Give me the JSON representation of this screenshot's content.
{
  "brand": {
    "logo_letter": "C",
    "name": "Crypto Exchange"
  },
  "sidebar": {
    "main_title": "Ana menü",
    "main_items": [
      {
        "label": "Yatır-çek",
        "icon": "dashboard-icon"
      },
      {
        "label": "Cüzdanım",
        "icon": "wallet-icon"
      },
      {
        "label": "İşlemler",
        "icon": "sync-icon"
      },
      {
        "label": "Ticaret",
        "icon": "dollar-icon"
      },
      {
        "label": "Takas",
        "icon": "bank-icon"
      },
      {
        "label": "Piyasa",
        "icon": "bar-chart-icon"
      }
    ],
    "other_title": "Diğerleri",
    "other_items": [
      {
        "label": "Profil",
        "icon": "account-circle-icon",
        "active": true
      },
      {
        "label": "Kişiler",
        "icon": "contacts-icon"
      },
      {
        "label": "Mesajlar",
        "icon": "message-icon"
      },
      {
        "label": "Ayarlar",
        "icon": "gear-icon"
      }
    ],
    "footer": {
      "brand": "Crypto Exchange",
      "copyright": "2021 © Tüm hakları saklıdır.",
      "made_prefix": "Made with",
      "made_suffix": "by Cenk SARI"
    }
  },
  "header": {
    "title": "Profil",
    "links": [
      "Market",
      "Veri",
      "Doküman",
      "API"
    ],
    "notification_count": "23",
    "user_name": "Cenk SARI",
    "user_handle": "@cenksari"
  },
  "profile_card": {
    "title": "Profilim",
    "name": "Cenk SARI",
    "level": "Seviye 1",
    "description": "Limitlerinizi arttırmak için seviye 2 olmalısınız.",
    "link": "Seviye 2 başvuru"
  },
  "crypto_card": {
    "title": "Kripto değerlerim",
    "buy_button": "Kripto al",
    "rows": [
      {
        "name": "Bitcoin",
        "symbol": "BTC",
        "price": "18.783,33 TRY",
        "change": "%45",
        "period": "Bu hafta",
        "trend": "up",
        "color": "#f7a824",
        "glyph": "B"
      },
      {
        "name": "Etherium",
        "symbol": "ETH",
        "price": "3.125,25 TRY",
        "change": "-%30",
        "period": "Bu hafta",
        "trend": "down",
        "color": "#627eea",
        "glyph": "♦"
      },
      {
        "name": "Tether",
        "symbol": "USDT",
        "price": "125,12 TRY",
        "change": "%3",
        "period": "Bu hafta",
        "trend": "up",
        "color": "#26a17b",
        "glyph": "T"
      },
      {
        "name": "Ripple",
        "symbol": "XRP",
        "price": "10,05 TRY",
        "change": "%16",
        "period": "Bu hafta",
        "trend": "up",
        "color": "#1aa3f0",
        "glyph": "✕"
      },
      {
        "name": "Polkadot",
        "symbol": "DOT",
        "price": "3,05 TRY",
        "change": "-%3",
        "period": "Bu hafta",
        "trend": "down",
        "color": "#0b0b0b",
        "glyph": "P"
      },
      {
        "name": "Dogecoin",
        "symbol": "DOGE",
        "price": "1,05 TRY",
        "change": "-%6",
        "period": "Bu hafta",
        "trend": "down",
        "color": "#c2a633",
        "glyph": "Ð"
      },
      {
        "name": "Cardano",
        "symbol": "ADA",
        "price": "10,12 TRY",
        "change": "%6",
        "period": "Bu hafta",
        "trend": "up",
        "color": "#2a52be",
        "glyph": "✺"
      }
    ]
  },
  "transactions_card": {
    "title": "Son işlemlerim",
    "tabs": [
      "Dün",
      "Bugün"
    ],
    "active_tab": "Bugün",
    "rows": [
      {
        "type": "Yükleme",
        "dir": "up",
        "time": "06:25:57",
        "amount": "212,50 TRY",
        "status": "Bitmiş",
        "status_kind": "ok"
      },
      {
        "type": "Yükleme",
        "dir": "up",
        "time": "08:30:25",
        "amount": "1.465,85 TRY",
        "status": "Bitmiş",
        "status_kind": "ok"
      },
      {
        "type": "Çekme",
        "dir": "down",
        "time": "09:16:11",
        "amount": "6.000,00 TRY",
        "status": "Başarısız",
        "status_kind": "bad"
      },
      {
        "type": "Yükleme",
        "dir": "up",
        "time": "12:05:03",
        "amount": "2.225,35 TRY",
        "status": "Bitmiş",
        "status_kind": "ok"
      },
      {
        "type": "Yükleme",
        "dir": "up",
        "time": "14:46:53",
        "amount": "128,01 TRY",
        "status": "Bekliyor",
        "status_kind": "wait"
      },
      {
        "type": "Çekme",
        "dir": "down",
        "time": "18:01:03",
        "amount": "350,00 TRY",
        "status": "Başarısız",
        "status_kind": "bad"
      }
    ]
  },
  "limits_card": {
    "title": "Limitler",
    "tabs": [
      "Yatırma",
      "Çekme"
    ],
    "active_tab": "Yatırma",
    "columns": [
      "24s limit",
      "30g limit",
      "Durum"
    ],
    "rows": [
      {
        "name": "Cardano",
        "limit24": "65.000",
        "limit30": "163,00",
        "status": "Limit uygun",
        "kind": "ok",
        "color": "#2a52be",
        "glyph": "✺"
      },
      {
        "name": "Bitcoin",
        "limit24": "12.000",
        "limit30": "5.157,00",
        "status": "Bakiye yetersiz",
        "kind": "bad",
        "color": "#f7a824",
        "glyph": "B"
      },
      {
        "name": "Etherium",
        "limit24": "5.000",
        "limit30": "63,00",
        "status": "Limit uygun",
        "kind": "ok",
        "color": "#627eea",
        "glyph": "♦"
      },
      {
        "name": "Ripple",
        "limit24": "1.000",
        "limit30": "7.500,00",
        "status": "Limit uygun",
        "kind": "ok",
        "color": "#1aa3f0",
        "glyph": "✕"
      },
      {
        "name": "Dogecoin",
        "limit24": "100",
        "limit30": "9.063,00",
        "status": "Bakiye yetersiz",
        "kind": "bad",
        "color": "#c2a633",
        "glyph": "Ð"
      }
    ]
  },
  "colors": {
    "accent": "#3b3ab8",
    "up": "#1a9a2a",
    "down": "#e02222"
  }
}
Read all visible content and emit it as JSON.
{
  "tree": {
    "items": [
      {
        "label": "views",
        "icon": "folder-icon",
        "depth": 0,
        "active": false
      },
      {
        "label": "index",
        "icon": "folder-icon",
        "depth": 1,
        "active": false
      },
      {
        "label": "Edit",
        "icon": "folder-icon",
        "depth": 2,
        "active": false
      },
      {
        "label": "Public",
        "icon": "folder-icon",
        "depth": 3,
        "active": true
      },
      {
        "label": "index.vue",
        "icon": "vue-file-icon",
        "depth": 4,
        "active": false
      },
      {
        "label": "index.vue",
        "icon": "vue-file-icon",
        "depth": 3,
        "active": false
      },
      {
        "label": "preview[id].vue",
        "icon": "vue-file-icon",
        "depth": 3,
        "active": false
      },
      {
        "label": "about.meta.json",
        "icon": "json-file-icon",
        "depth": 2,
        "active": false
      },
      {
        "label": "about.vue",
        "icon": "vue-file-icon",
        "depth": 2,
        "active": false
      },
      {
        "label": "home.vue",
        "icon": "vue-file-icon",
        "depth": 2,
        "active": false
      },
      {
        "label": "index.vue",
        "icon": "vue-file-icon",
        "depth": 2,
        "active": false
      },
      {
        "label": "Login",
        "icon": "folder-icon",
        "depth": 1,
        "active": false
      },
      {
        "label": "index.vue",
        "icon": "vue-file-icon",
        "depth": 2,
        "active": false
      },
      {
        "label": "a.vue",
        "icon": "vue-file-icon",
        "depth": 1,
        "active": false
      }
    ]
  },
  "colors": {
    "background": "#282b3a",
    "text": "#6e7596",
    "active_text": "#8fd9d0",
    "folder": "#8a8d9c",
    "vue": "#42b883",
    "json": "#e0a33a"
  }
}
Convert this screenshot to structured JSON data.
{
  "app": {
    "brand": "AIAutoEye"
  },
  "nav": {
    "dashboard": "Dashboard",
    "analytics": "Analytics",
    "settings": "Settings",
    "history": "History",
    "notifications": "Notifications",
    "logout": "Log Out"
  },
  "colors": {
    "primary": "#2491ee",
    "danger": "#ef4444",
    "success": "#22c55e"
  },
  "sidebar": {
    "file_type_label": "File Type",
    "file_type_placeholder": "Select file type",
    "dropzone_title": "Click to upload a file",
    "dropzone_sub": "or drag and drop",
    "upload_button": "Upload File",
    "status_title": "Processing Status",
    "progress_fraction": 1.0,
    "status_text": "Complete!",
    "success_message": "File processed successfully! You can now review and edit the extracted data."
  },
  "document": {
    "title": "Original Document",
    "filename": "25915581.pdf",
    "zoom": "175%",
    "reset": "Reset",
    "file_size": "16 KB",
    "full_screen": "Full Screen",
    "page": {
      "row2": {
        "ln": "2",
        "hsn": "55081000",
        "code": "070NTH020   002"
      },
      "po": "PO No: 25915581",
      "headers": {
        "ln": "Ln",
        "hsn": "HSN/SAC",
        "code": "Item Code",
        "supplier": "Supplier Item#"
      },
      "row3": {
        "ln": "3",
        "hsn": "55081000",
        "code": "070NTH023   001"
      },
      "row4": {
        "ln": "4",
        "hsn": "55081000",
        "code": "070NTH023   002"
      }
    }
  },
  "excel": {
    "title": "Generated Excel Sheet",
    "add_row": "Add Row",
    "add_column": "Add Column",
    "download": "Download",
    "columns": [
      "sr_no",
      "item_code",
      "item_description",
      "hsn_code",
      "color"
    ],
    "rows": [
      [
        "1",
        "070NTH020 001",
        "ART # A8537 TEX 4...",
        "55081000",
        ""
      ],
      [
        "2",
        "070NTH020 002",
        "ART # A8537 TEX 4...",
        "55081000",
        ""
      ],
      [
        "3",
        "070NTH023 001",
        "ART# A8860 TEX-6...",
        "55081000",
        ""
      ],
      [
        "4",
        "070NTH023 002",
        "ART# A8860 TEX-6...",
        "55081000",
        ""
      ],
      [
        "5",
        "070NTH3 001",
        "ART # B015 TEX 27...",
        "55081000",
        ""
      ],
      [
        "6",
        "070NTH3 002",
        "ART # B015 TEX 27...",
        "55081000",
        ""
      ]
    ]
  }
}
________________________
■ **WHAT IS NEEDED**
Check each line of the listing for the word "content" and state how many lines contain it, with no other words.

■ **WRITTEN REPLY**
2